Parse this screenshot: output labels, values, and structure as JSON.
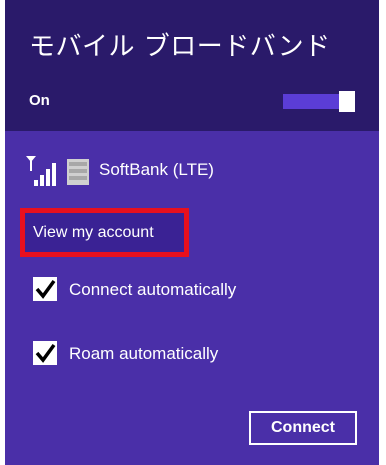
{
  "header": {
    "title": "モバイル ブロードバンド",
    "state_label": "On"
  },
  "toggle": {
    "on": true
  },
  "network": {
    "name": "SoftBank (LTE)",
    "signal_icon": "signal-strength-icon",
    "sim_icon": "sim-card-icon"
  },
  "account": {
    "link_label": "View my account"
  },
  "options": {
    "connect_auto_label": "Connect automatically",
    "connect_auto_checked": true,
    "roam_auto_label": "Roam automatically",
    "roam_auto_checked": true
  },
  "actions": {
    "connect_label": "Connect"
  },
  "colors": {
    "panel": "#4a2fa8",
    "header": "#2a1a6a",
    "highlight": "#e8101e",
    "text": "#ffffff"
  }
}
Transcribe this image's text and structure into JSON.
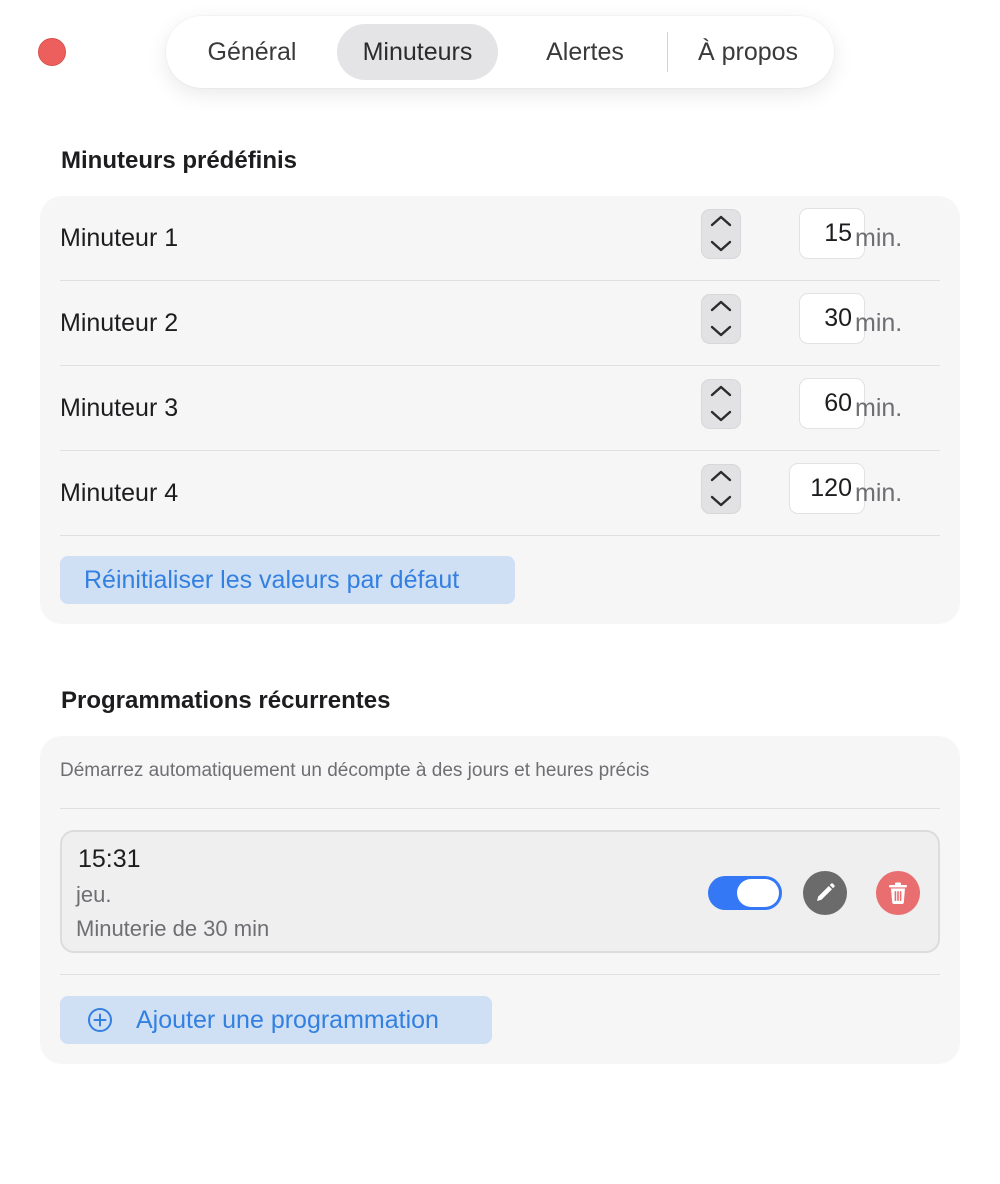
{
  "tabs": [
    {
      "label": "Général",
      "active": false
    },
    {
      "label": "Minuteurs",
      "active": true
    },
    {
      "label": "Alertes",
      "active": false
    },
    {
      "label": "À propos",
      "active": false
    }
  ],
  "presets": {
    "title": "Minuteurs prédéfinis",
    "rows": [
      {
        "label": "Minuteur 1",
        "value": "15",
        "unit": "min."
      },
      {
        "label": "Minuteur 2",
        "value": "30",
        "unit": "min."
      },
      {
        "label": "Minuteur 3",
        "value": "60",
        "unit": "min."
      },
      {
        "label": "Minuteur 4",
        "value": "120",
        "unit": "min."
      }
    ],
    "reset_label": "Réinitialiser les valeurs par défaut"
  },
  "schedules": {
    "title": "Programmations récurrentes",
    "description": "Démarrez automatiquement un décompte à des jours et heures précis",
    "items": [
      {
        "time": "15:31",
        "days": "jeu.",
        "detail": "Minuterie de 30 min",
        "enabled": true
      }
    ],
    "add_label": "Ajouter une programmation"
  },
  "icons": {
    "close": "close-icon",
    "stepper_up": "chevron-up-icon",
    "stepper_down": "chevron-down-icon",
    "edit": "pencil-icon",
    "delete": "trash-icon",
    "add": "plus-circle-icon"
  },
  "colors": {
    "accent": "#3478f6",
    "button_tint_bg": "#cfdff4",
    "button_tint_text": "#3380e0",
    "close": "#ec5f5c",
    "delete": "#e86e6f",
    "edit": "#6b6b6b"
  }
}
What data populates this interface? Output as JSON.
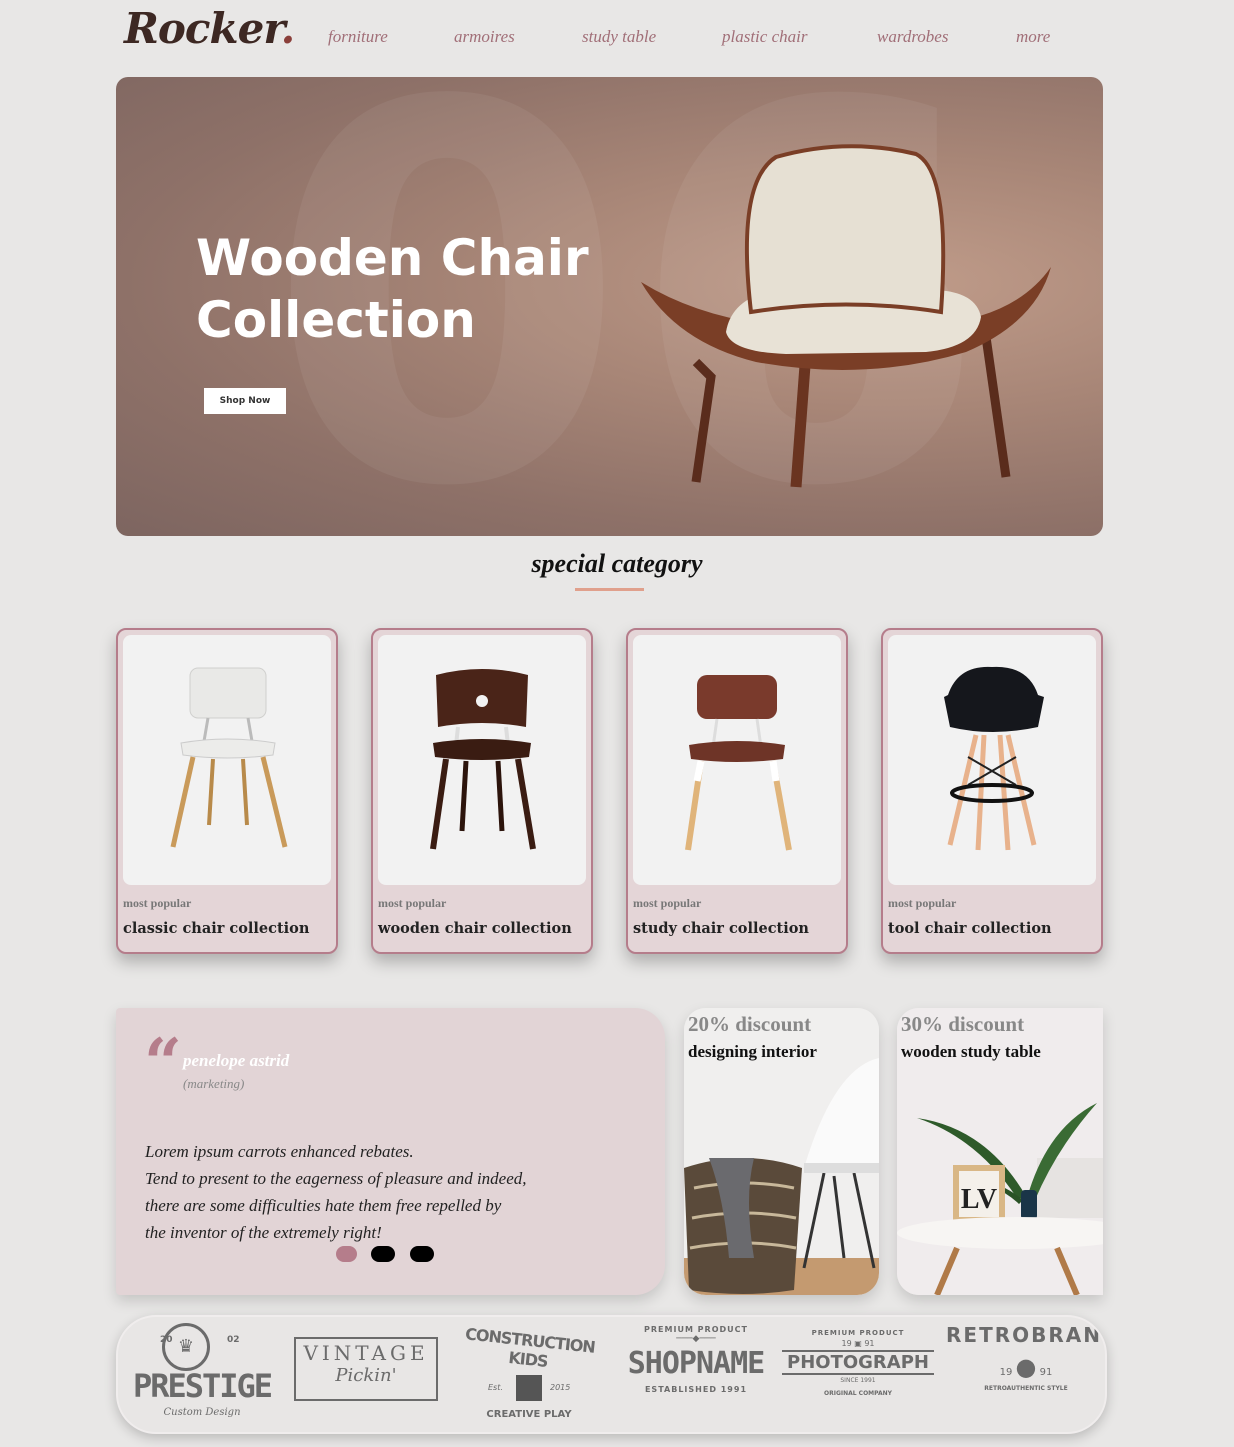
{
  "logo": {
    "text": "Rocker",
    "dot": "."
  },
  "nav": [
    "forniture",
    "armoires",
    "study table",
    "plastic chair",
    "wardrobes",
    "more"
  ],
  "hero": {
    "title_line1": "Wooden Chair",
    "title_line2": "Collection",
    "button": "Shop Now",
    "bg_number": "06"
  },
  "special": {
    "title": "special category"
  },
  "cards": [
    {
      "tag": "most popular",
      "title": "classic chair collection"
    },
    {
      "tag": "most popular",
      "title": "wooden chair collection"
    },
    {
      "tag": "most popular",
      "title": "study chair collection"
    },
    {
      "tag": "most popular",
      "title": "tool chair collection"
    }
  ],
  "testimonial": {
    "name": "penelope astrid",
    "role": "(marketing)",
    "lines": [
      "Lorem ipsum carrots enhanced rebates.",
      "Tend to present to the eagerness of pleasure and indeed,",
      "there are some difficulties hate them free repelled by",
      "the inventor of the extremely right!"
    ]
  },
  "promos": [
    {
      "discount": "20% discount",
      "subtitle": "designing interior"
    },
    {
      "discount": "30% discount",
      "subtitle": "wooden study table"
    }
  ],
  "brands": {
    "prestige": {
      "top_left": "20",
      "top_right": "02",
      "name": "PRESTIGE",
      "sub": "Custom Design"
    },
    "vintage": {
      "name": "VINTAGE",
      "sub": "Pickin'"
    },
    "construction": {
      "arc": "CONSTRUCTION KIDS",
      "left": "Est.",
      "right": "2015",
      "sub": "CREATIVE PLAY"
    },
    "shopname": {
      "arc": "PREMIUM PRODUCT",
      "name": "SHOPNAME",
      "sub": "ESTABLISHED 1991"
    },
    "photograph": {
      "arc": "PREMIUM PRODUCT",
      "left": "19",
      "right": "91",
      "name": "PHOTOGRAPH",
      "sub": "SINCE 1991",
      "bottom": "ORIGINAL COMPANY"
    },
    "retrobrand": {
      "arc": "RETROBRAND",
      "left": "19",
      "right": "91",
      "sub": "RETROAUTHENTIC STYLE"
    }
  },
  "colors": {
    "accent": "#b57d8b",
    "nav": "#a16f78",
    "underline": "#e0a08c",
    "hero_bg": "#a88677"
  }
}
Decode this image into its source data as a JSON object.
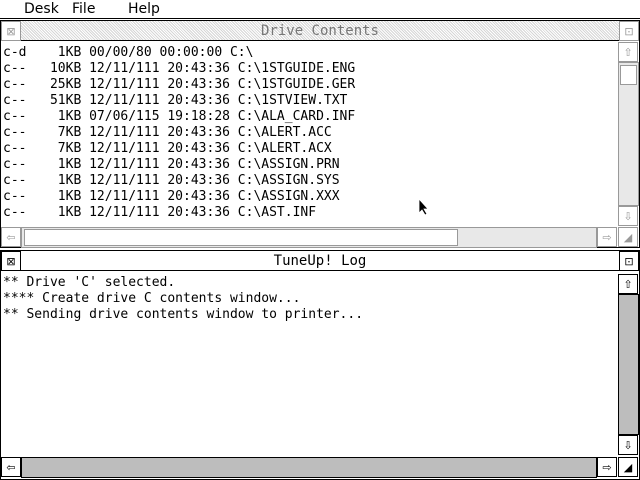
{
  "menu": [
    "Desk",
    "File",
    "Help"
  ],
  "drive_window": {
    "title": "Drive Contents",
    "rows": [
      "c-d    1KB 00/00/80 00:00:00 C:\\",
      "c--   10KB 12/11/111 20:43:36 C:\\1STGUIDE.ENG",
      "c--   25KB 12/11/111 20:43:36 C:\\1STGUIDE.GER",
      "c--   51KB 12/11/111 20:43:36 C:\\1STVIEW.TXT",
      "c--    1KB 07/06/115 19:18:28 C:\\ALA_CARD.INF",
      "c--    7KB 12/11/111 20:43:36 C:\\ALERT.ACC",
      "c--    7KB 12/11/111 20:43:36 C:\\ALERT.ACX",
      "c--    1KB 12/11/111 20:43:36 C:\\ASSIGN.PRN",
      "c--    1KB 12/11/111 20:43:36 C:\\ASSIGN.SYS",
      "c--    1KB 12/11/111 20:43:36 C:\\ASSIGN.XXX",
      "c--    1KB 12/11/111 20:43:36 C:\\AST.INF"
    ]
  },
  "log_window": {
    "title": "TuneUp! Log",
    "lines": [
      "** Drive 'C' selected.",
      "**** Create drive C contents window...",
      "** Sending drive contents window to printer..."
    ]
  },
  "icons": {
    "close": "close-icon",
    "full": "fuller-icon",
    "up": "arrow-up-icon",
    "down": "arrow-down-icon",
    "left": "arrow-left-icon",
    "right": "arrow-right-icon",
    "size": "resize-icon",
    "pointer": "mouse-pointer-icon"
  }
}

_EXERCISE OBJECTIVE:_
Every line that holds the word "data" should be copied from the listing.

_TASK RESULT:_
What data populates this interface? Output as JSON.
Decode this image into its source data as a JSON object.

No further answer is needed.